And there are some things that you can do to promote overall wellness and prevent joint injuries:

• Maintain a healthy weight for your horse to avoid undue stress on the joints

• Ensure your horse is receiving a balanced diet to prevent nutritional deficiencies

• Warm up and cool down your horse with every ride to allow your horse’s body to prepare for and recover from exercise

• Schedule regular hoof trimmings with a proficient farrier to maintain balance in your horse’s feet, which will help prevent stress to the joints.

If an injury or lameness occurs, you should always consult your veterinarian.


 1. Hanson RR, Smalley LR, Huff GK, et al. Oral treatment with a glucosamine-chondroitin sulfate compound for degenerative joint disease in horses: 25 cases. Eq Practice 1997;19(9):16-22.

2. Forsyth RK, Bridgen CV, Northrop AJ. Double blind investigation of the effects of oral supplementation of combined glucosamine hydrochloride (GHCL) and chondroitin sulphate (CS) on stride characteristics of veteran horses. Equine Vet J Suppl 2006;36:622-625.

3. Gupta RC, Canerdy TD, Skaggs P, et al. Therapeutic efficacy of undenatured type-II collagen (UC-II) in comparison to glucosamine and chondroitin in arthritic horses. J Vet Pharmacol Therap 2009;32(6):577-584.

4. DeChant JE, Baxter GM, Frisbie DD, et al. Effects of glucosamine and chondroitin sulphate, alone and in combination, on normal and interleukin-1 conditioned equine articular cartilage explant metabolism. Equine Vet J 2005;37(3):227-231.

5. Du J, White N, Eddington ND. The bioavailability and pharmacokinetics of glucosamine hydrochloride and chondroitin sulfate after oral and intravenous single dose administration in the horse. Biopharm Drug Dispos 2004;25:109-116.

6. Kawcak CE, Frisbie DD, McIlwraith CW, et al. Evaluation of avocado and soybean unsaponifiable extracts for treatment of horses with experimentally induced osteoarthritis. Am J Vet Res 2007;68:598-604.

7. Au R, Au A, Rashmir-Raven A, et al. Inhibition of pro-inflammatory gene expression in chondrocytes, monocytes, and fibroblasts by the combination of avocado soybean unsaponifiables, glucosamine, and chondroitin sulfate. FASEB J 2007;21(6):A736.

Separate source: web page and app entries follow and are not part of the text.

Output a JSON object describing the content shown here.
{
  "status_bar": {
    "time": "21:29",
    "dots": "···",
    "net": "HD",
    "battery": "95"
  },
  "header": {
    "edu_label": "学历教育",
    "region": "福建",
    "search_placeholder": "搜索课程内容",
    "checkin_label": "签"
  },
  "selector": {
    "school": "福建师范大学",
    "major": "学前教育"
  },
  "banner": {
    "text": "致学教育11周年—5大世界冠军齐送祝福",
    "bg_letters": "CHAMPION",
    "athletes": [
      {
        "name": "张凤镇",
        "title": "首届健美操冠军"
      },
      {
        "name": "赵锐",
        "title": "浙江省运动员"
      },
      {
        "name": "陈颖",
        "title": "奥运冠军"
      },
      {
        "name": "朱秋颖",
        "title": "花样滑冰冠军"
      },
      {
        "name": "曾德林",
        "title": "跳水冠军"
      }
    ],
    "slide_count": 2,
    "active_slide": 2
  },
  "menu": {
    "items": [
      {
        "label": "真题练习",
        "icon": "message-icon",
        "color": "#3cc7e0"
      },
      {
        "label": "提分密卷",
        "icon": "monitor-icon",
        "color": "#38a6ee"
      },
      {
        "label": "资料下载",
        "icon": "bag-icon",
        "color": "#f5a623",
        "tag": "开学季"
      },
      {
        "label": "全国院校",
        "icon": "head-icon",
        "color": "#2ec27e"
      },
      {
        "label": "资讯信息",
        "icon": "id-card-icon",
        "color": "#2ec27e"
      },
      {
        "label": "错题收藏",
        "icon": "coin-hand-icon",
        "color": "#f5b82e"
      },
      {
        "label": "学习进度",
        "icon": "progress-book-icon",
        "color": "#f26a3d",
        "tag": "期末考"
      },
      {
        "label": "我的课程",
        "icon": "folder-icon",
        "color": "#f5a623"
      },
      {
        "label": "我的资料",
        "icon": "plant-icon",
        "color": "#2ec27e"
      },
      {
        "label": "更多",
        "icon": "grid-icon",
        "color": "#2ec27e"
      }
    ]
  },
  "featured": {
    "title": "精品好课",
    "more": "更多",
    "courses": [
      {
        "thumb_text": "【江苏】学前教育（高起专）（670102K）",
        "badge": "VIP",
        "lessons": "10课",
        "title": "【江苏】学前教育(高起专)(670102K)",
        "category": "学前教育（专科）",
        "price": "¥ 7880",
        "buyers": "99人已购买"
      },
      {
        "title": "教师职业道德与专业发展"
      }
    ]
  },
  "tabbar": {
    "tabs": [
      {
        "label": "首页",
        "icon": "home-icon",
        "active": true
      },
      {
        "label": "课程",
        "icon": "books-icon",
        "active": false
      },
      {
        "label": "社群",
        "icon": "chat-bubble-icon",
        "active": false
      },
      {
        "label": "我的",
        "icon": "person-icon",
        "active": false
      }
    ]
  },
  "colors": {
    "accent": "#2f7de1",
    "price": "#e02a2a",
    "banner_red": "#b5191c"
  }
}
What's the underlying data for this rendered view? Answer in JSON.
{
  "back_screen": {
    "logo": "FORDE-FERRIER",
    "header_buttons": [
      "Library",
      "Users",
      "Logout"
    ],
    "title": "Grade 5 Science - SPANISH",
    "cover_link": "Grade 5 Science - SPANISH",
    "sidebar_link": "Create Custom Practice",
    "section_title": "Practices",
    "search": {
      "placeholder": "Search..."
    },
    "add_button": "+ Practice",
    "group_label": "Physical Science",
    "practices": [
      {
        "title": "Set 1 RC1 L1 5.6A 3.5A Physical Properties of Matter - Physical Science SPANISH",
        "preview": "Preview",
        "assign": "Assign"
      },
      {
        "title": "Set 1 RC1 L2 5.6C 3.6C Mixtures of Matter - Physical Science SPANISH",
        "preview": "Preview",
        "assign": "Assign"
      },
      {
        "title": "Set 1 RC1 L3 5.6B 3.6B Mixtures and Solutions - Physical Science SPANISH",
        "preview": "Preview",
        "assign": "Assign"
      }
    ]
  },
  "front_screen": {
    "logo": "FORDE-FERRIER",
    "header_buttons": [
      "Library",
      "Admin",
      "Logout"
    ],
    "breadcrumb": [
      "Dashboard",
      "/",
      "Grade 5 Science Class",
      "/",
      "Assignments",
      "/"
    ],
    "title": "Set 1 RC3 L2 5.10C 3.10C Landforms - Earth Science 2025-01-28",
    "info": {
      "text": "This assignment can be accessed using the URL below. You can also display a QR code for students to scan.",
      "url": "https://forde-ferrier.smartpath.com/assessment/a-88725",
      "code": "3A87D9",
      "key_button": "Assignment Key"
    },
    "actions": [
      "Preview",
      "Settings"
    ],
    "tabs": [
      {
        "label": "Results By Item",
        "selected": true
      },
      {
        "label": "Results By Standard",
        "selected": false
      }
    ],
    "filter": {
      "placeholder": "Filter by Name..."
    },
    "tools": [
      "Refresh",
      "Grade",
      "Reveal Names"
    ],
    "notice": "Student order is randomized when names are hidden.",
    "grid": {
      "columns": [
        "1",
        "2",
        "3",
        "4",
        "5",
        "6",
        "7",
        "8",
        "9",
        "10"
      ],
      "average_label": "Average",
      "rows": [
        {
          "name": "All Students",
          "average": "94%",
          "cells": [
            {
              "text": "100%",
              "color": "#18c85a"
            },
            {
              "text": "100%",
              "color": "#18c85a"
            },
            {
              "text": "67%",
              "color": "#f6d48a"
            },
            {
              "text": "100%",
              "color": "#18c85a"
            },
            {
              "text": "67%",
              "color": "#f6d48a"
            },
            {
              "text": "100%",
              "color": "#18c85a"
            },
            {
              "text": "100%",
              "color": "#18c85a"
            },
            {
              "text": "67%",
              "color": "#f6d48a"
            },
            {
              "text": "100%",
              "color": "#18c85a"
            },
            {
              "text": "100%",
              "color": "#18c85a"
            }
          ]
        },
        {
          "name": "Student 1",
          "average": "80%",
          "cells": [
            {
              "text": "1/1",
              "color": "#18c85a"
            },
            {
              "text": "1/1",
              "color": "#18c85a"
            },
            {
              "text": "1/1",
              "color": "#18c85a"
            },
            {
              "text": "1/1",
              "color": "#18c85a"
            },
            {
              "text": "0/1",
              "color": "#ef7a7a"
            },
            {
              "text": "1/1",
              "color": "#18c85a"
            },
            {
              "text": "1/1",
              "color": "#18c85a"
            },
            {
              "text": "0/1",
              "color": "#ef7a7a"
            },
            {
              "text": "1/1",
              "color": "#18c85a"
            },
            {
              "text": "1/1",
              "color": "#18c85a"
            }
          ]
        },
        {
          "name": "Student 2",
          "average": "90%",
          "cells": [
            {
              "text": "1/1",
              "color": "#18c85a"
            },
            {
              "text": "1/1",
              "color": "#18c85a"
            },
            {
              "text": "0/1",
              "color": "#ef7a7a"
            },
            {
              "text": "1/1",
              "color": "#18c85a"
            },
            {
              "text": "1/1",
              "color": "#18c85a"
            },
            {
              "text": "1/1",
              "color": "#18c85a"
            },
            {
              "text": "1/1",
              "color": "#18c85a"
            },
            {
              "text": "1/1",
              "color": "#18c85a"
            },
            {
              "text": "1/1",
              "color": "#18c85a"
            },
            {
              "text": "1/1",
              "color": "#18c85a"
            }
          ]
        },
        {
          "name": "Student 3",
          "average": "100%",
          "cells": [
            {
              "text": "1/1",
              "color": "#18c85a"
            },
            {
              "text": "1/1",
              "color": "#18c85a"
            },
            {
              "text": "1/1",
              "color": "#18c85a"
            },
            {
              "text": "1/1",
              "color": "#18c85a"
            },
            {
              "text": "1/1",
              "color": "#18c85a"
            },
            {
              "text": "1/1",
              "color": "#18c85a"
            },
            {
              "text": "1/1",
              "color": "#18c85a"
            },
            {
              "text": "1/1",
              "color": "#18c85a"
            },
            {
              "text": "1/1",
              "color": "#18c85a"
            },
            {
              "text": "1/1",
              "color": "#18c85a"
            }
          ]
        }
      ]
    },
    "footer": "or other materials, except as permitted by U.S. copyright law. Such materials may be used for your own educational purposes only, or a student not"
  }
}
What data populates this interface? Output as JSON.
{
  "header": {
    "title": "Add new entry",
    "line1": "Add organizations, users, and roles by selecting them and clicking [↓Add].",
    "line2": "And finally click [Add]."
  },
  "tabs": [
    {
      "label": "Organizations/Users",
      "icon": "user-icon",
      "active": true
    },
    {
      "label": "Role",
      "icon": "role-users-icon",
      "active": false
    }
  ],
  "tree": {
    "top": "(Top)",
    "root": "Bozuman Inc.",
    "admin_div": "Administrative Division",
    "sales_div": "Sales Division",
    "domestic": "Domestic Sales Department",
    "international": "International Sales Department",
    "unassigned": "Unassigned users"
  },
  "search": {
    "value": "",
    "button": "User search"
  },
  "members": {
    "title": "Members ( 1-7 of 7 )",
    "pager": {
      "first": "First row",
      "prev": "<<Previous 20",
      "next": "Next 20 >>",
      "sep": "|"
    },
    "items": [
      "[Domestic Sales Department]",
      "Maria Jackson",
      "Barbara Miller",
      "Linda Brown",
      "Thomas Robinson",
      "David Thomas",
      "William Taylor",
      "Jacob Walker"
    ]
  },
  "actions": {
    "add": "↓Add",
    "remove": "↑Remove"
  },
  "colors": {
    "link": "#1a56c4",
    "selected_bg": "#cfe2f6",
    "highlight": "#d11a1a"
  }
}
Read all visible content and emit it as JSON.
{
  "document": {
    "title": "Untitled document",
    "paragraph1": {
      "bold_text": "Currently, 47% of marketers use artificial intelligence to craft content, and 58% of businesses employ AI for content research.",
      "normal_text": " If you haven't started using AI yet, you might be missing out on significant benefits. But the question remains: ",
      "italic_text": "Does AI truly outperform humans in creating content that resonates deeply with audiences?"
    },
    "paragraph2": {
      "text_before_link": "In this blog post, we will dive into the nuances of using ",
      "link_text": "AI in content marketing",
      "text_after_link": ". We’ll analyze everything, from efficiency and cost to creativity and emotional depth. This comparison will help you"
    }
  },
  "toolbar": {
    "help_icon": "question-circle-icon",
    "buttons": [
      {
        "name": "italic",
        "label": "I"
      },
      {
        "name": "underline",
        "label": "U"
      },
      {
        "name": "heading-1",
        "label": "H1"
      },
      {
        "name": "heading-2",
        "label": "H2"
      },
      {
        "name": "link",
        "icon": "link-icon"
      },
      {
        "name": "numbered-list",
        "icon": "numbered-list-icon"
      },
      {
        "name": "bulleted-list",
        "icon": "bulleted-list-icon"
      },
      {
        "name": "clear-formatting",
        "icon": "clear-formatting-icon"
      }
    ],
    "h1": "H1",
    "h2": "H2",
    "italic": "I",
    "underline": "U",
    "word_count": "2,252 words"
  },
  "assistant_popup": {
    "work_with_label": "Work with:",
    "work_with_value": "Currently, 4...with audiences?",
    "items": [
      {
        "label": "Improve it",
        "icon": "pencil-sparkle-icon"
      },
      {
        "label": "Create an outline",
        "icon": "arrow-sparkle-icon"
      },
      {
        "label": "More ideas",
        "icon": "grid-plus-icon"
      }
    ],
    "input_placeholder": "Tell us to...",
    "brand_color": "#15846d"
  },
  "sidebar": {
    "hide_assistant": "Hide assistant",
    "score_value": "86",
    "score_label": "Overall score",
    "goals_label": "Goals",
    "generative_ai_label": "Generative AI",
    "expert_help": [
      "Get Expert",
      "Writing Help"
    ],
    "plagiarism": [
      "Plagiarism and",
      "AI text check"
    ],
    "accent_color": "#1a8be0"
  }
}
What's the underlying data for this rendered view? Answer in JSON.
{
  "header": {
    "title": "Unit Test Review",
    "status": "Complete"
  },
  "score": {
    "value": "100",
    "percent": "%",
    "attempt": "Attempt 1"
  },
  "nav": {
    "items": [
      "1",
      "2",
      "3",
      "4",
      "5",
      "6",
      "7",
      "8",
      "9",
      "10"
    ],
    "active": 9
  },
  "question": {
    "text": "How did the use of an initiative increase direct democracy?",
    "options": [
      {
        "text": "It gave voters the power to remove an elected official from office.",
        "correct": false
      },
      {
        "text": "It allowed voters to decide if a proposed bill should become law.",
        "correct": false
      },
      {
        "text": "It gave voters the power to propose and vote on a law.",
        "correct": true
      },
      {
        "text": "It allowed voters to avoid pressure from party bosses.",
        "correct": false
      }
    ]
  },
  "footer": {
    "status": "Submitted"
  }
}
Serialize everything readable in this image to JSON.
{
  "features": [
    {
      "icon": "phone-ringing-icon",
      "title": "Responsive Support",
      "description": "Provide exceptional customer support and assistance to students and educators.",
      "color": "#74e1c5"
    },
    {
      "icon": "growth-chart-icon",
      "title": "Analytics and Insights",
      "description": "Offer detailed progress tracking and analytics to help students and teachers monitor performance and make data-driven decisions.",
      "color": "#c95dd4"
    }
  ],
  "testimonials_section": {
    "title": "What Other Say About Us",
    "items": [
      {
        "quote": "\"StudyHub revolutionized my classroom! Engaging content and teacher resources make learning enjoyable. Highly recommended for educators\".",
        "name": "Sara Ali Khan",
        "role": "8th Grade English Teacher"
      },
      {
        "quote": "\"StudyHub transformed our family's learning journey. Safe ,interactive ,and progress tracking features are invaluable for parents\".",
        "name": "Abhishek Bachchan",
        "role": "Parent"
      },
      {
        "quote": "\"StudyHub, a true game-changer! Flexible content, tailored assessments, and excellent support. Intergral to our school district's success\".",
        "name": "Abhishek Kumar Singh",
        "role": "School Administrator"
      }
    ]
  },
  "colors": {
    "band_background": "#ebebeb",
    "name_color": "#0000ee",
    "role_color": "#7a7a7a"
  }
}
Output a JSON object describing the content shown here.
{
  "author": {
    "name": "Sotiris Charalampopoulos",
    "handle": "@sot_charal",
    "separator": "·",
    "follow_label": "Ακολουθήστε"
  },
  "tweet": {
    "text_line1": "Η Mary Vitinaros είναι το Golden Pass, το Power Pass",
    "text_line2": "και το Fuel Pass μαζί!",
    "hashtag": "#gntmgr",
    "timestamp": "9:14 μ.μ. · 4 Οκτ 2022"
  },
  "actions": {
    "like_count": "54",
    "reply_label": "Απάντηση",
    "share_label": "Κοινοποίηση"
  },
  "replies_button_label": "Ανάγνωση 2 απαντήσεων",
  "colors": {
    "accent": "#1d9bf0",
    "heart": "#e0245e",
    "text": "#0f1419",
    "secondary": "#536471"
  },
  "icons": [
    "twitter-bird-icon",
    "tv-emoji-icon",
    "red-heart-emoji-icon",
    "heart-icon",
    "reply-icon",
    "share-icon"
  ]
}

8. Kettenacker RW, Griffin D. Safety profile evaluation of an equine joint health supplement containing avocado/soybean unsaponifiables (ASU), glucosamine, chondroitin sulfate and methylsulfonylmethane (MSM). 2007 AAVPT 15th Biennial Symposium; poster presentation.

9. Bergin BJ, Pierce SW, Bramlage LR, Stromberg A. Oral hyaluronan gel reduces postoperative tarsocrural effusion in the yearling Thoroughbred. Equine Vet J 2006;38(4) :375-378.

10. Munsterman A, Bertone A, Zachos T, et al. Effects of the omega-3 fatty acid, linolenic acid, on lipopolysaccharide-challenged synovial explants from horses. Am J Vet Res 2005;66;1503-1508.

11. Woodward AD, Nielson BD, O’Connor CI, et al. Supplementation of dietary long-chain polyunsaturated omega-3 fatty acids high in docosahexaenoic acid (DHA) increases plasma DHA concentration and may increase trot stride lengths in horses. Equine Comp Exerc Physiol 4(2):71-78.

12. Marañón G, Muñoz-Escassi B, Manley W, et al. The effect of methyl sulphonyl methane supplementation on biomarkers of oxidative stress in sport horses following jumping exercise. Acta Vet Scand 2008; 50:45.

13. Oke S. Oral joint health supplements: chemistry, pharmacology, and administration guidelines.Compendium Equine 2009; May: 177-185.

14. Keegan KG, Hughes FE, Lane T, et al. Effects of an oral nutraceutical on clinical aspects of joint disease in a blinded, controlled clinical trial: 39 horses, Proceedings. 53rd Annual AAEP Convention 2007;53:252-255.

15. Adebowale A, Cox D, Liang Z, Eddington N. Analysis of glucosamine and chondroitin sulfate content in marketed products and the Caco-2 permeability of chondroitin sulfate raw materials. JANA 2000; 3(1):37-44.

16. Oke S, Aghazadeh-Habashi A, Weese JS, Jamali F. Evaluation of glucosamine levels in commercial equine oral supplements for joints. Equine Vet J 2006; 38(1):93-95.